Security Council Resolution 2395

Thursday, December 21, 2017
Countries: 
Global
Security Council Agenda Thematic Topic: 
Counterrorism (and Countering Violent Extremism) [CT/CVE]
Resolution Reference PDF: 

Security Council Resolution 2395

Resolution Extracts: 

Security Council Resolution 2395 (Operative Clause 21)

PeaceWomen Consolidated Themes: 
Participation
Security Council Agenda Thematic Topic: 
Counterrorism (and Countering Violent Extremism) [CT/CVE]
Extract: 

[...] welcomes the role, in this regard, of relevant civil society, academia, think tanks, and the private sector, especially women-, youth-, and locally-focused actors

Security Council Resolution 2395 (Operative Clause 28)

PeaceWomen Consolidated Themes: 
Conflict Prevention
Participation
Human Rights
Security Council Agenda Thematic Topic: 
Counterrorism (and Countering Violent Extremism) [CT/CVE]
Extract: 

Reiterates the call for CTED to integrate gender as a cross-cutting issue throughout its activities, including within country-specific assessments and reports, recommendations made to Member States, facilitating technical assistance to Member States, and briefings to the Council, encourages CTED to hold consultations with women and women’s organizations to inform its work, and urges CTED in collaboration with UN Women to conduct and gather gender-sensitive research and data collection on the drivers of radicalization to terrorism for women, and the impacts of counterterrorism strategies on women’s human rights and women’s organizations

Security Council Resolution 2395 (Preamble)

PeaceWomen Consolidated Themes: 
General Women, Peace and Security
Conflict Prevention
Participation
Human Rights
Justice, Rule of Law and Security Sector Reform
Security Council Agenda Thematic Topic: 
Counterrorism (and Countering Violent Extremism) [CT/CVE]
Extract: 

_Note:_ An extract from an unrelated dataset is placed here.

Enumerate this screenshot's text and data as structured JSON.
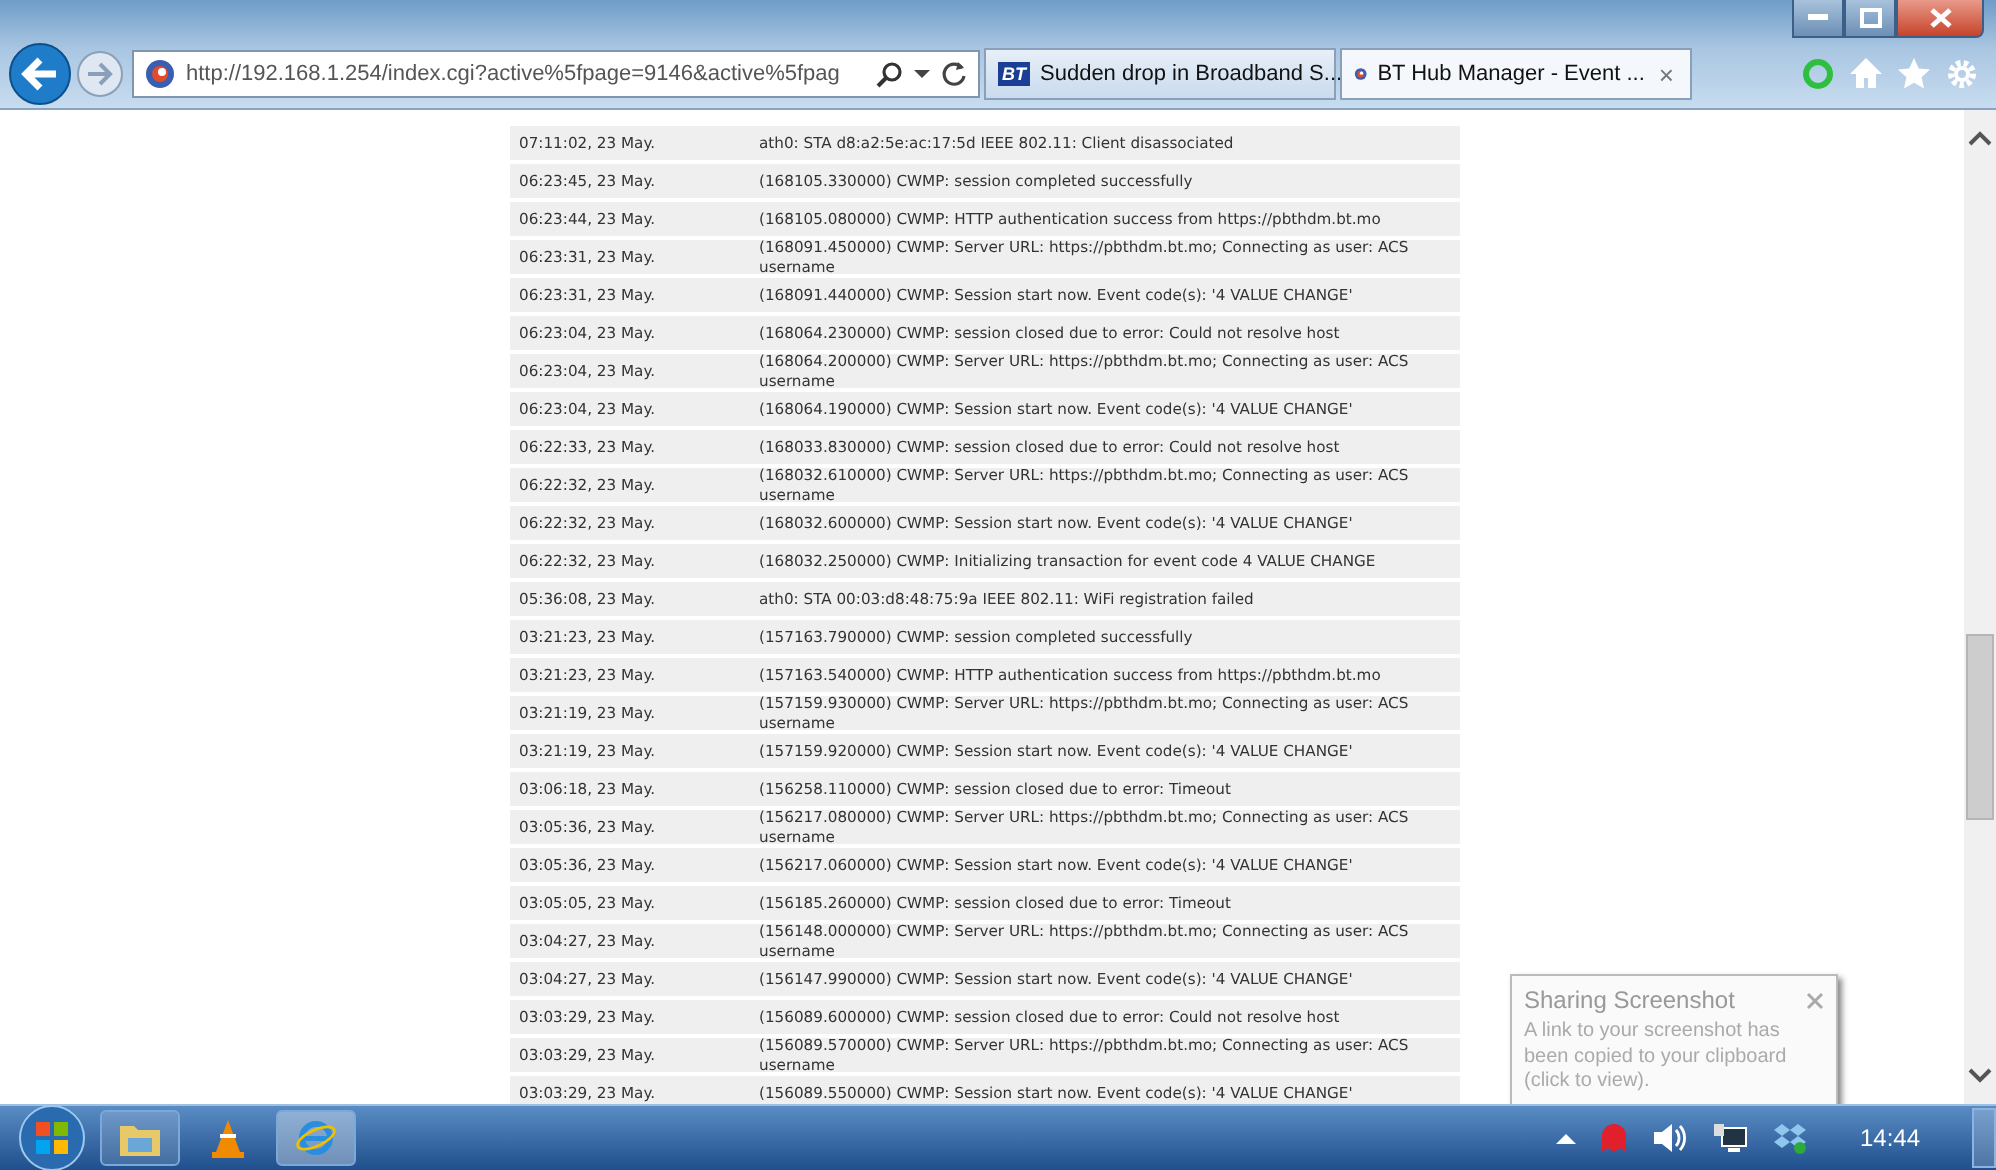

[...] Noting the importance of engaging, as appropriate, with women-, youth-, and locally-focused entities [...] Recognizing the importance of civil society, including community-based civil society, the private sector, academia, think tanks, media, youth, women, and cultural, educational, and religious leaders in increasing awareness about the threats of terrorism and more effectively tackling them [...] Reaffirming the need to increase attention to women and youth in all work on threats to international peace and security caused by terrorist acts, and noting the importance of incorporating, as appropriate, the participation of women and youth in developing strategies to counter terrorism and violent extremism which can be conducive to terrorism